## ACTION ITEM
Scan the data below. Pull out each line where "text" occurs.

App and web page records:
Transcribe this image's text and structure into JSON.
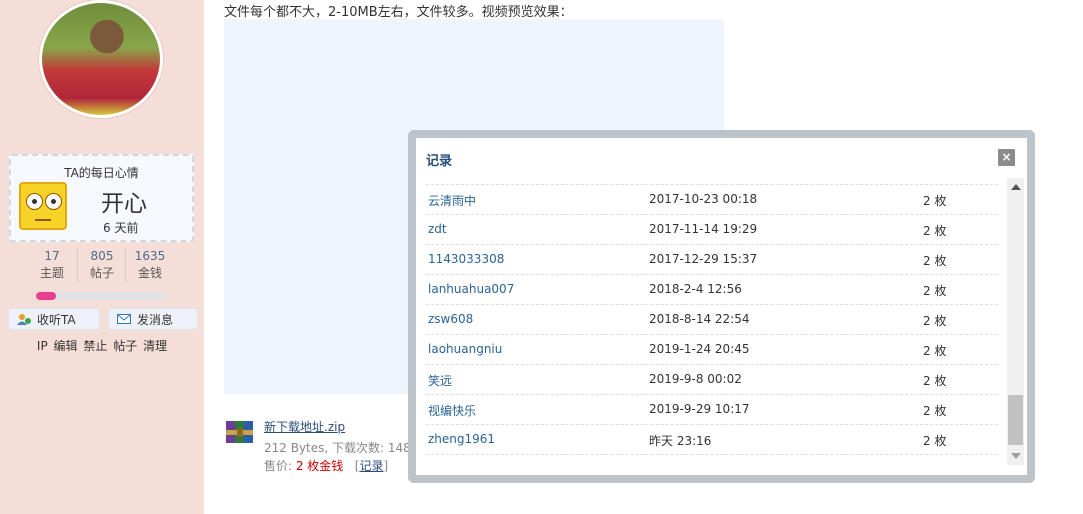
{
  "sidebar": {
    "mood": {
      "title": "TA的每日心情",
      "text": "开心",
      "time": "6 天前",
      "icon": "smiley-face-icon"
    },
    "stats": [
      {
        "num": "17",
        "label": "主题"
      },
      {
        "num": "805",
        "label": "帖子"
      },
      {
        "num": "1635",
        "label": "金钱"
      }
    ],
    "progress_fraction": 0.15,
    "follow_label": "收听TA",
    "message_label": "发消息",
    "admin_links": [
      "IP",
      "编辑",
      "禁止",
      "帖子",
      "清理"
    ]
  },
  "main": {
    "intro": "文件每个都不大，2-10MB左右，文件较多。视频预览效果：",
    "attachment": {
      "name": "新下载地址.zip",
      "meta": "212 Bytes, 下载次数: 148",
      "price_prefix": "售价: ",
      "price_value": "2 枚金钱",
      "record_link": "记录"
    }
  },
  "modal": {
    "title": "记录",
    "close": "×",
    "rows": [
      {
        "name": "云清雨中",
        "time": "2017-10-23 00:18",
        "amount": "2 枚"
      },
      {
        "name": "zdt",
        "time": "2017-11-14 19:29",
        "amount": "2 枚"
      },
      {
        "name": "1143033308",
        "time": "2017-12-29 15:37",
        "amount": "2 枚"
      },
      {
        "name": "lanhuahua007",
        "time": "2018-2-4 12:56",
        "amount": "2 枚"
      },
      {
        "name": "zsw608",
        "time": "2018-8-14 22:54",
        "amount": "2 枚"
      },
      {
        "name": "laohuangniu",
        "time": "2019-1-24 20:45",
        "amount": "2 枚"
      },
      {
        "name": "笑远",
        "time": "2019-9-8 00:02",
        "amount": "2 枚"
      },
      {
        "name": "视编快乐",
        "time": "2019-9-29 10:17",
        "amount": "2 枚"
      },
      {
        "name": "zheng1961",
        "time": "昨天 23:16",
        "amount": "2 枚"
      }
    ]
  }
}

## ANSWER SECTION
Transcribe this image's text and structure into JSON.
      "text": "开心",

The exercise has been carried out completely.